Record set
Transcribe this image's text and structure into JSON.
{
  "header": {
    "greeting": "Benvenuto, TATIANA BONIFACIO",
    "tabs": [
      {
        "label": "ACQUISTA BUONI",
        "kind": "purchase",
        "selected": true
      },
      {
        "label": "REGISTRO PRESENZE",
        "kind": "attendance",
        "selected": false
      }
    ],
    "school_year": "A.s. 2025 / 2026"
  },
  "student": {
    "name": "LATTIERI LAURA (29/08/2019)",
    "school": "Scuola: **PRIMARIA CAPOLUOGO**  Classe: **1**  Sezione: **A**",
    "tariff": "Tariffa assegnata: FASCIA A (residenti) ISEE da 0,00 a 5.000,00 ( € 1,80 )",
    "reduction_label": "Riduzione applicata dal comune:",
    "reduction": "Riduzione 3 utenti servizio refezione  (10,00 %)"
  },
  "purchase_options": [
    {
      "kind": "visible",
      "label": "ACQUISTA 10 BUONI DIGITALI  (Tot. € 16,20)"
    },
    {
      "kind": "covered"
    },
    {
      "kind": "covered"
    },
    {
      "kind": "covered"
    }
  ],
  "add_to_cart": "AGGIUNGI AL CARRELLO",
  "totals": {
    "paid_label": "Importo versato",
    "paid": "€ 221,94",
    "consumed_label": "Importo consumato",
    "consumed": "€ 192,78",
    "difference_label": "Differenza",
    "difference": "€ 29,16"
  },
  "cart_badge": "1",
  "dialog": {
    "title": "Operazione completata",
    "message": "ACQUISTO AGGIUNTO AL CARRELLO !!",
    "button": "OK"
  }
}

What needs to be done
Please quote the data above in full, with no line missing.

Answer area
Transcribe this image's text and structure into JSON.
{
  "header": {
    "greeting": "Benvenuto, TATIANA BONIFACIO",
    "tabs": [
      {
        "label": "ACQUISTA BUONI",
        "kind": "purchase",
        "selected": true
      },
      {
        "label": "REGISTRO PRESENZE",
        "kind": "attendance",
        "selected": false
      }
    ],
    "school_year": "A.s. 2025 / 2026"
  },
  "student": {
    "name": "LATTIERI LAURA (29/08/2019)",
    "school": "Scuola: **PRIMARIA CAPOLUOGO**  Classe: **1**  Sezione: **A**",
    "tariff": "Tariffa assegnata: FASCIA A (residenti) ISEE da 0,00 a 5.000,00 ( € 1,80 )",
    "reduction_label": "Riduzione applicata dal comune:",
    "reduction": "Riduzione 3 utenti servizio refezione  (10,00 %)"
  },
  "purchase_options": [
    {
      "kind": "visible",
      "label": "ACQUISTA 10 BUONI DIGITALI  (Tot. € 16,20)"
    },
    {
      "kind": "covered"
    },
    {
      "kind": "covered"
    },
    {
      "kind": "covered"
    }
  ],
  "add_to_cart": "AGGIUNGI AL CARRELLO",
  "totals": {
    "paid_label": "Importo versato",
    "paid": "€ 221,94",
    "consumed_label": "Importo consumato",
    "consumed": "€ 192,78",
    "difference_label": "Differenza",
    "difference": "€ 29,16"
  },
  "cart_badge": "1",
  "dialog": {
    "title": "Operazione completata",
    "message": "ACQUISTO AGGIUNTO AL CARRELLO !!",
    "button": "OK"
  }
}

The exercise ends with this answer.